Video

Video Philippine Maritime Police: Chinese Fishermen a Threat to Country’s Security

China and the Philippines both claim maritime rights in the South China Sea.  That includes the right to fish in those waters. Jason Strother reports on how the Philippines is catching Chinese nationals it says are illegal poachers. He has the story from Palawan province.
Video

Video Technique May Eliminate Drill-and-Fill Dental Care

Many people dread visiting dentists because they're afraid of drills. Now, however, a technology developed by a British firm promises to eliminate the need for mechanical cleaning of dental cavities by speeding a natural process of tooth repair. VOA’s George Putic reports.
Video

Video China's Spratly Island Building Said to Light Up the Night 'Like A City'
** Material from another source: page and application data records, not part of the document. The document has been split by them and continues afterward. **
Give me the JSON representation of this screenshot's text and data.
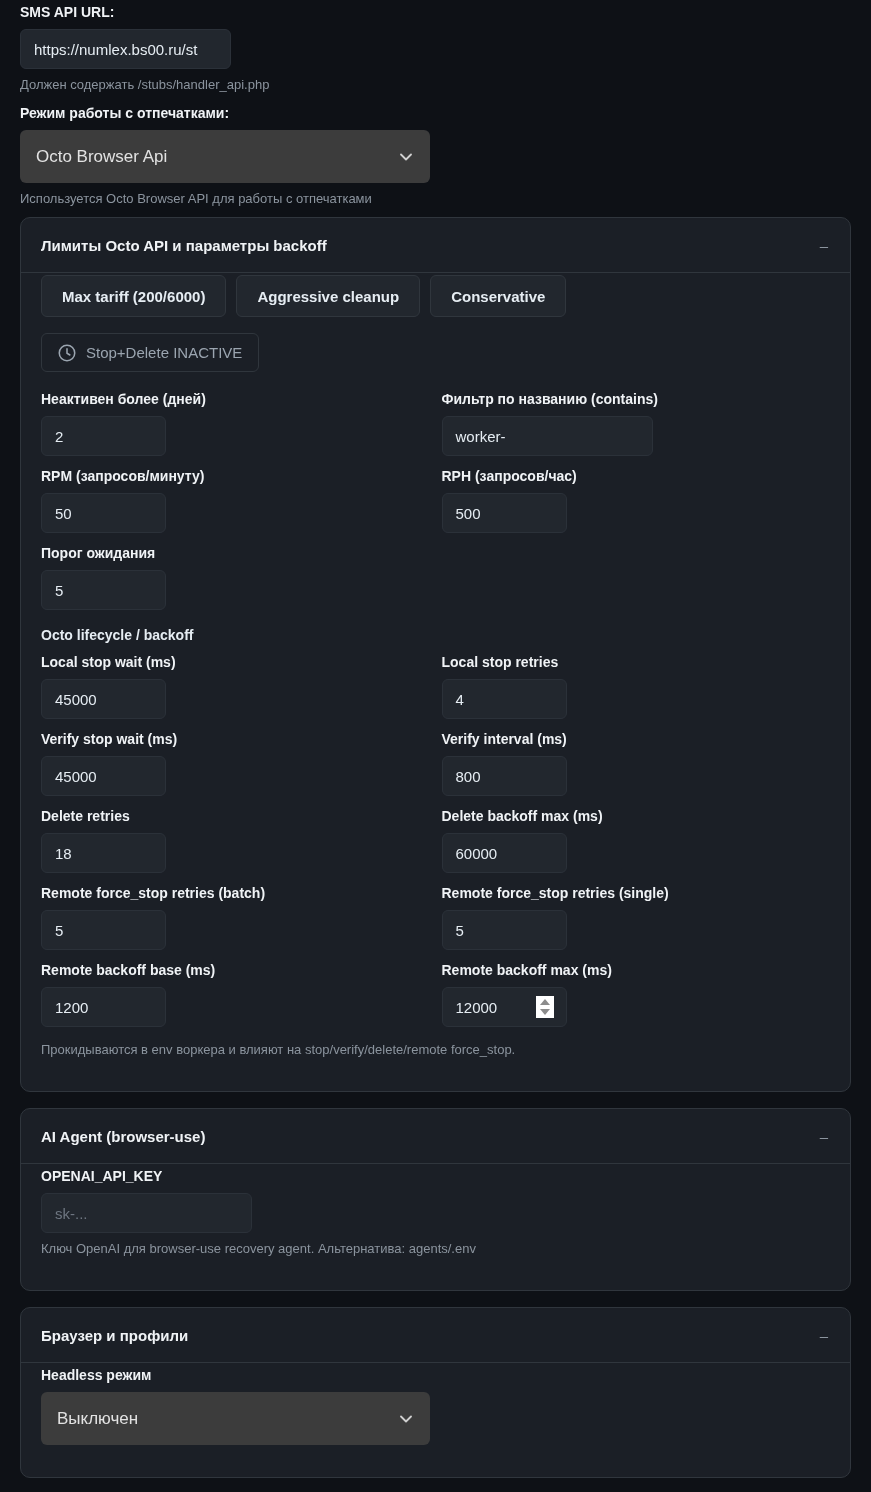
{
  "settings": [
    {
      "label": "SMS API URL:",
      "kind": "text",
      "value": "https://numlex.bs00.ru/st",
      "hint": "Должен содержать /stubs/handler_api.php"
    },
    {
      "label": "Режим работы с отпечатками:",
      "kind": "select",
      "value": "Octo Browser Api",
      "hint": "Используется Octo Browser API для работы с отпечатками"
    }
  ],
  "panels": [
    {
      "title": "Лимиты Octo API и параметры backoff",
      "toggle": "–",
      "blocks": [
        {
          "kind": "presets",
          "buttons": [
            "Max tariff (200/6000)",
            "Aggressive cleanup",
            "Conservative"
          ]
        },
        {
          "kind": "action",
          "label": "Stop+Delete INACTIVE"
        },
        {
          "kind": "grid",
          "fields": [
            {
              "label": "Неактивен более (дней)",
              "kind": "number",
              "value": "2",
              "hovered": false
            },
            {
              "label": "Фильтр по названию (contains)",
              "kind": "text",
              "value": "worker-",
              "hovered": false
            },
            {
              "label": "RPM (запросов/минуту)",
              "kind": "number",
              "value": "50",
              "hovered": false
            },
            {
              "label": "RPH (запросов/час)",
              "kind": "number",
              "value": "500",
              "hovered": false
            },
            {
              "label": "Порог ожидания",
              "kind": "number",
              "value": "5",
              "hovered": false
            }
          ]
        },
        {
          "kind": "heading",
          "text": "Octo lifecycle / backoff"
        },
        {
          "kind": "grid",
          "fields": [
            {
              "label": "Local stop wait (ms)",
              "kind": "number",
              "value": "45000",
              "hovered": false
            },
            {
              "label": "Local stop retries",
              "kind": "number",
              "value": "4",
              "hovered": false
            },
            {
              "label": "Verify stop wait (ms)",
              "kind": "number",
              "value": "45000",
              "hovered": false
            },
            {
              "label": "Verify interval (ms)",
              "kind": "number",
              "value": "800",
              "hovered": false
            },
            {
              "label": "Delete retries",
              "kind": "number",
              "value": "18",
              "hovered": false
            },
            {
              "label": "Delete backoff max (ms)",
              "kind": "number",
              "value": "60000",
              "hovered": false
            },
            {
              "label": "Remote force_stop retries (batch)",
              "kind": "number",
              "value": "5",
              "hovered": false
            },
            {
              "label": "Remote force_stop retries (single)",
              "kind": "number",
              "value": "5",
              "hovered": false
            },
            {
              "label": "Remote backoff base (ms)",
              "kind": "number",
              "value": "1200",
              "hovered": false
            },
            {
              "label": "Remote backoff max (ms)",
              "kind": "number",
              "value": "12000",
              "hovered": true
            }
          ]
        },
        {
          "kind": "note",
          "text": "Прокидываются в env воркера и влияют на stop/verify/delete/remote force_stop."
        }
      ]
    },
    {
      "title": "AI Agent (browser-use)",
      "toggle": "–",
      "blocks": [
        {
          "kind": "field",
          "field": {
            "label": "OPENAI_API_KEY",
            "kind": "text",
            "placeholder": "sk-...",
            "hint": "Ключ OpenAI для browser-use recovery agent. Альтернатива: agents/.env"
          }
        }
      ]
    },
    {
      "title": "Браузер и профили",
      "toggle": "–",
      "blocks": [
        {
          "kind": "field",
          "field": {
            "label": "Headless режим",
            "kind": "select",
            "value": "Выключен"
          }
        }
      ]
    }
  ]
}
Southeast Asian countries claim China has illegally seized territory in the Spratly islands. It is especially a concern for a Philippine mayor who says Beijing is occupying parts of his municipality. Jason Strother reports from the capital of Palawan province, Puerto Princesa.
Video

Video Ages-old Ice Reveals Secrets of Climate Change

Ice caps don't just exist at the world's poles. There are also tropical ice caps, and the largest sits atop the Peruvian Andes - but it is melting, quickly, and may be gone within the next 20 years. George Putic reports scientists are now rushing to take samples to get at the valuable information about climate change locked in the ice.
Video

Video French Experiment in Integrating Roma Under Threat

Plans to destroy France’s oldest slum have sparked an outcry on the part of its Roma residents. As Lisa Bryant reports from the Paris suburb of La Courneuve, rights groups argue the community is a fledgling experiment on integrating Roma who are often outcasts in many parts of Europe.
Video

Video Kenyans Turn to Agriculture for Business

Each year Kenyan universities continue to churn out graduates for the job market despite the already existing high rate of unemployment among youth in the country. Some of these young men and women have realized that agriculture can be as rewarding as any other business or job, and they are resorting to agribusiness in large numbers as a way of tackling unemployment. Rael Ombuor reports for VOA.
Video

Video First Women Graduate Elite Army Ranger School

Two women are making history for the U.S. Army by proving they are among the toughest of the tough. VOA's Carla Babb reports from Fort Benning, Georgia as 94 men and those two women rise as graduates of the difficult Ranger school.

VOA Blogs